Required action: Search the data for the word "Calculate" and copy out every line that has it.

Data for this task:

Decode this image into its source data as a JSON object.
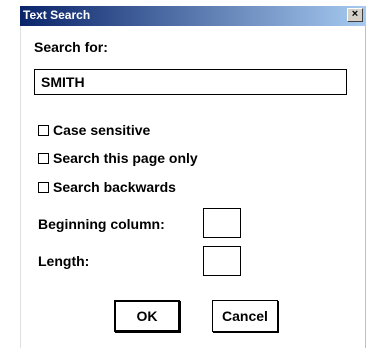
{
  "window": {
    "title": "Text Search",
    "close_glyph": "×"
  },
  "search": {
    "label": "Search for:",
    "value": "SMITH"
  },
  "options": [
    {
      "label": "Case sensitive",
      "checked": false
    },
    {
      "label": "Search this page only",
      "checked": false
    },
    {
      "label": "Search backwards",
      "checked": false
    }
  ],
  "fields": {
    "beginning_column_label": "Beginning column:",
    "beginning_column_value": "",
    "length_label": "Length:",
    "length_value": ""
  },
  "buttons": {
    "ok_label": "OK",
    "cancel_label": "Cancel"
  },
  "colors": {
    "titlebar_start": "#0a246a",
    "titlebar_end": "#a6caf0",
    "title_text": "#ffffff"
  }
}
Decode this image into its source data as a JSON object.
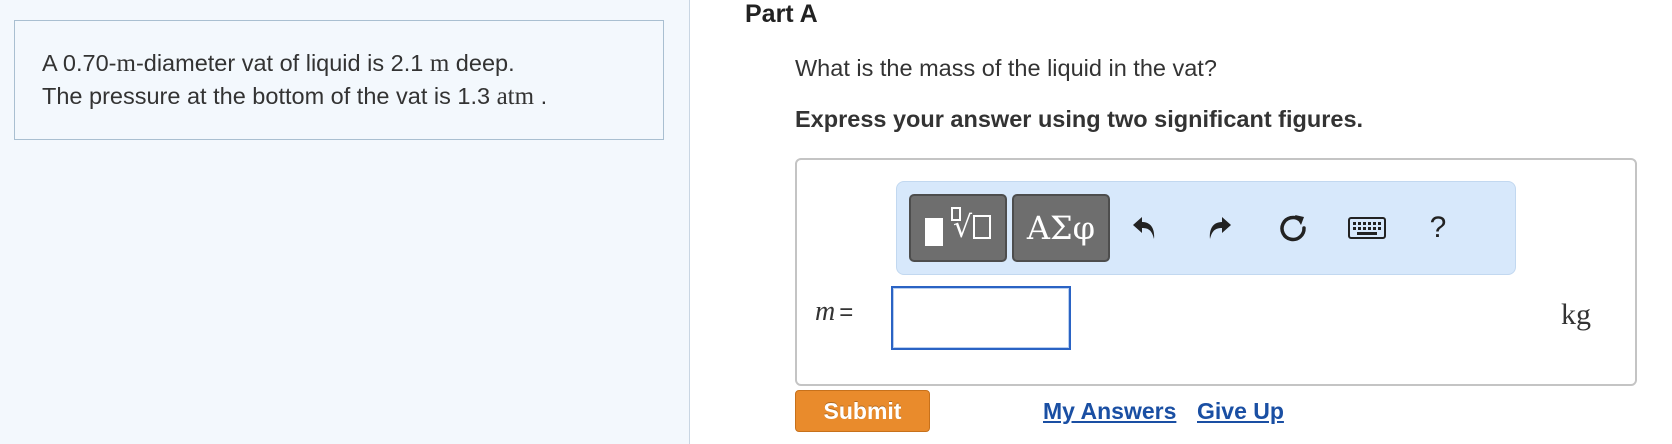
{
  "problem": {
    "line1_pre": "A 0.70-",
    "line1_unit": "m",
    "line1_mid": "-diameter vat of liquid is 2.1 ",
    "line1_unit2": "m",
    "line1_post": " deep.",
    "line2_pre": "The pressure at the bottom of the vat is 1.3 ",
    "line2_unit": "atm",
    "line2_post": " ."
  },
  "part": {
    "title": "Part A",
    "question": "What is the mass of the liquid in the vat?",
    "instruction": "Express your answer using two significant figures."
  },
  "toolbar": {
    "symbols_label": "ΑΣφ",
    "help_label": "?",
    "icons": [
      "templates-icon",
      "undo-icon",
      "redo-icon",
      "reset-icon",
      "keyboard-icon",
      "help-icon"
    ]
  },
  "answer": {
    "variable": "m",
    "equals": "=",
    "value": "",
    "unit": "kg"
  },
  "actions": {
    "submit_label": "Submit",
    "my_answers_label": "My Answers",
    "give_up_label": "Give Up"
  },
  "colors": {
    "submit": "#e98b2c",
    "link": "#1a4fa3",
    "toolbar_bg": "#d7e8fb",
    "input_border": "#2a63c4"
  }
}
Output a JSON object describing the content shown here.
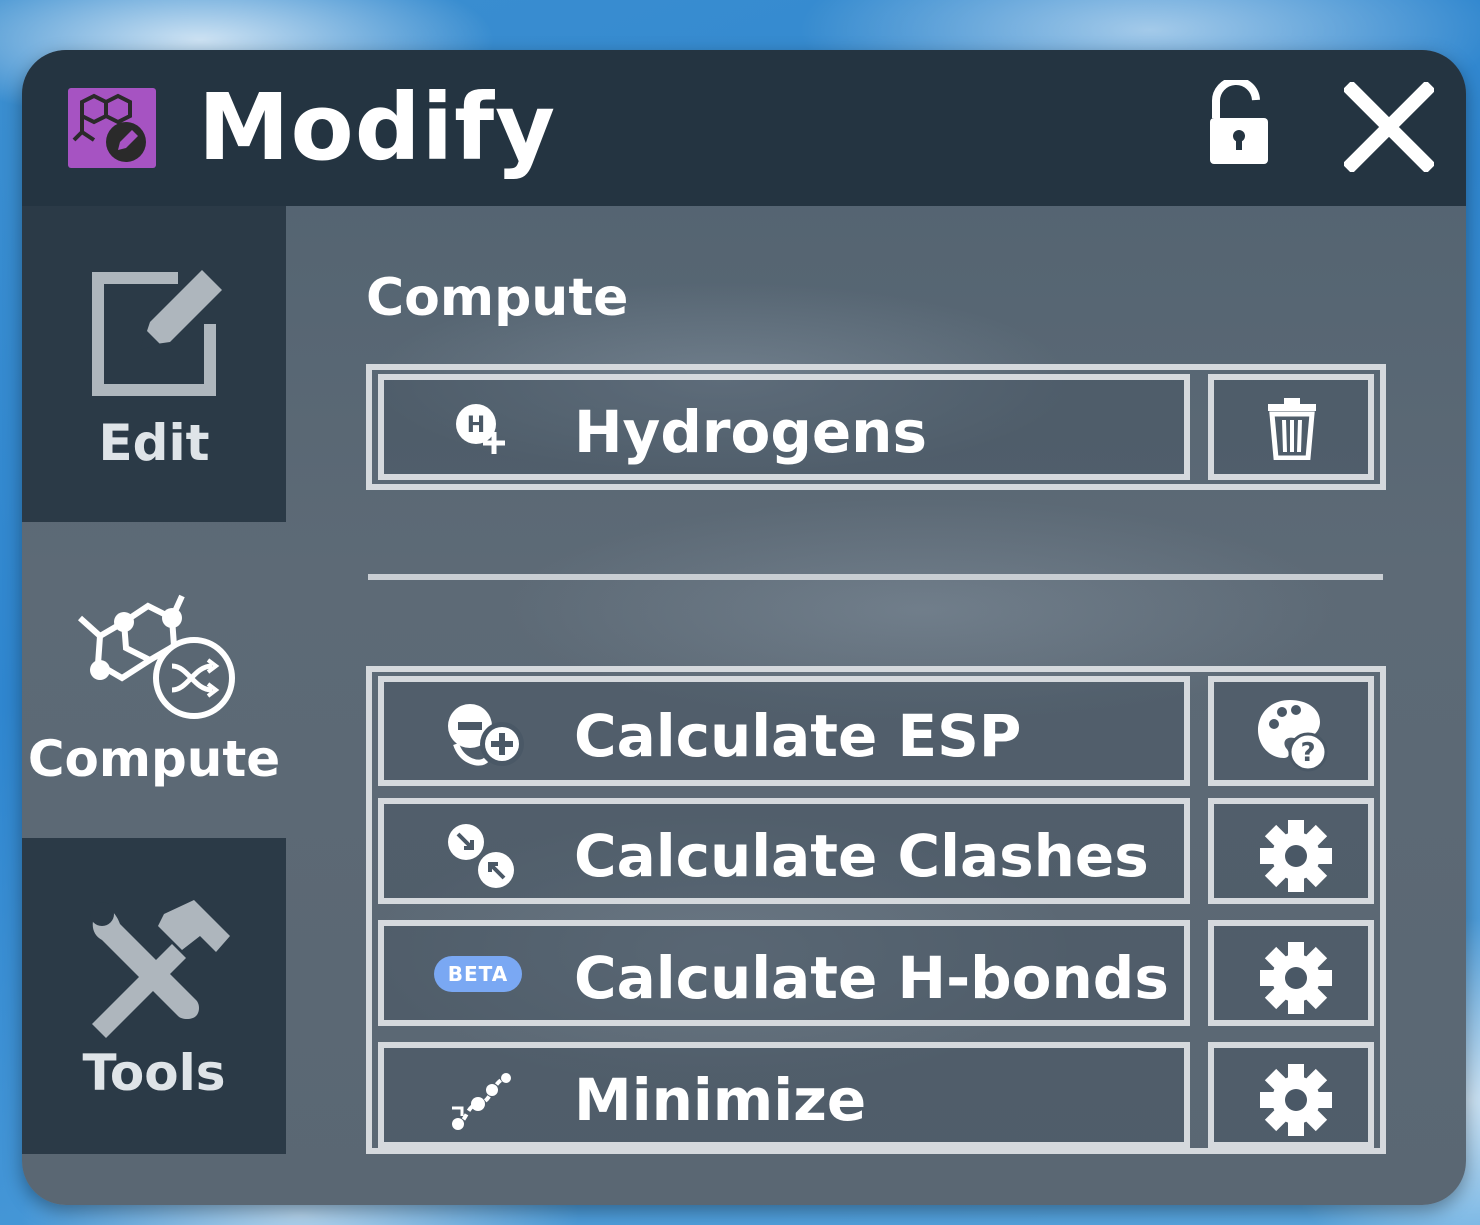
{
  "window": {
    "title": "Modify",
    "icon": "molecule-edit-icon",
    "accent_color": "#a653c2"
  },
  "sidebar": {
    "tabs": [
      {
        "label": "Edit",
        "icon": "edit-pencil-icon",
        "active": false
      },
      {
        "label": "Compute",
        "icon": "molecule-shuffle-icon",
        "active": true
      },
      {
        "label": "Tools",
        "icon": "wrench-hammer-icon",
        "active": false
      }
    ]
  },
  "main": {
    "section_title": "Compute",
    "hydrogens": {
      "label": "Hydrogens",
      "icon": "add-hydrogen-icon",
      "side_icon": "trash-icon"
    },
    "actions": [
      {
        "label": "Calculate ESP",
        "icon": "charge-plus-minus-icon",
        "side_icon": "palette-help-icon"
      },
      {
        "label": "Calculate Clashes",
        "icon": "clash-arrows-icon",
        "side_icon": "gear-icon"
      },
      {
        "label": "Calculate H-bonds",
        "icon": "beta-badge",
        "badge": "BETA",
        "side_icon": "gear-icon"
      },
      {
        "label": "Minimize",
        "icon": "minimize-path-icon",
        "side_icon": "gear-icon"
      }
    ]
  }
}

Output of the exercise:
        "label": "Calculate ESP",
        "label": "Calculate Clashes",
        "label": "Calculate H-bonds",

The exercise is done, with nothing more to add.